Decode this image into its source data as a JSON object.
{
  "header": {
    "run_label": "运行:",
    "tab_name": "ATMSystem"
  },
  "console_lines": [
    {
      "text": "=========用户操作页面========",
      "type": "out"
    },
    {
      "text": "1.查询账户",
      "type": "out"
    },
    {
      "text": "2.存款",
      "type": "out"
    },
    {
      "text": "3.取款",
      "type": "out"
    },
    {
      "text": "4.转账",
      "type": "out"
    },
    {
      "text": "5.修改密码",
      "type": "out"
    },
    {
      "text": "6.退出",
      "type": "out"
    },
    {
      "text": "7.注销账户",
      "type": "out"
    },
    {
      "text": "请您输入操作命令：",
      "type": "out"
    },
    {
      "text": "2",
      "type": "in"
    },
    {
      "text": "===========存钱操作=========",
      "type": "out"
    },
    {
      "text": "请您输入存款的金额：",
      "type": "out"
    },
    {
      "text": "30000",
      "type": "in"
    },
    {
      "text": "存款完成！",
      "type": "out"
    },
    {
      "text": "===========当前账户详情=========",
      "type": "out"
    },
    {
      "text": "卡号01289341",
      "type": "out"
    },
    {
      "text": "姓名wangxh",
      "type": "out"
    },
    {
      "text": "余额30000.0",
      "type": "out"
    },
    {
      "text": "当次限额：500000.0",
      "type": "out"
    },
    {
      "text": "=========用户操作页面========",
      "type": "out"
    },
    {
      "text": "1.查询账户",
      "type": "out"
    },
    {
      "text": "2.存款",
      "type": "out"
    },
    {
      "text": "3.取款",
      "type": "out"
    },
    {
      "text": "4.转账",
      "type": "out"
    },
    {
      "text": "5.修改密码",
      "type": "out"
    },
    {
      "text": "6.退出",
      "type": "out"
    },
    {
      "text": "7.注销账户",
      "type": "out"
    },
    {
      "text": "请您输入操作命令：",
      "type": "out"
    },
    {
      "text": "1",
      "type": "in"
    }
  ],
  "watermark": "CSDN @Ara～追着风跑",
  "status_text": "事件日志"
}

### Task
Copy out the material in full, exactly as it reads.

### The answer
Decode this image into its source data as a JSON object.
{
  "header": {
    "run_label": "运行:",
    "tab_name": "ATMSystem"
  },
  "console_lines": [
    {
      "text": "=========用户操作页面========",
      "type": "out"
    },
    {
      "text": "1.查询账户",
      "type": "out"
    },
    {
      "text": "2.存款",
      "type": "out"
    },
    {
      "text": "3.取款",
      "type": "out"
    },
    {
      "text": "4.转账",
      "type": "out"
    },
    {
      "text": "5.修改密码",
      "type": "out"
    },
    {
      "text": "6.退出",
      "type": "out"
    },
    {
      "text": "7.注销账户",
      "type": "out"
    },
    {
      "text": "请您输入操作命令：",
      "type": "out"
    },
    {
      "text": "2",
      "type": "in"
    },
    {
      "text": "===========存钱操作=========",
      "type": "out"
    },
    {
      "text": "请您输入存款的金额：",
      "type": "out"
    },
    {
      "text": "30000",
      "type": "in"
    },
    {
      "text": "存款完成！",
      "type": "out"
    },
    {
      "text": "===========当前账户详情=========",
      "type": "out"
    },
    {
      "text": "卡号01289341",
      "type": "out"
    },
    {
      "text": "姓名wangxh",
      "type": "out"
    },
    {
      "text": "余额30000.0",
      "type": "out"
    },
    {
      "text": "当次限额：500000.0",
      "type": "out"
    },
    {
      "text": "=========用户操作页面========",
      "type": "out"
    },
    {
      "text": "1.查询账户",
      "type": "out"
    },
    {
      "text": "2.存款",
      "type": "out"
    },
    {
      "text": "3.取款",
      "type": "out"
    },
    {
      "text": "4.转账",
      "type": "out"
    },
    {
      "text": "5.修改密码",
      "type": "out"
    },
    {
      "text": "6.退出",
      "type": "out"
    },
    {
      "text": "7.注销账户",
      "type": "out"
    },
    {
      "text": "请您输入操作命令：",
      "type": "out"
    },
    {
      "text": "1",
      "type": "in"
    }
  ],
  "watermark": "CSDN @Ara～追着风跑",
  "status_text": "事件日志"
}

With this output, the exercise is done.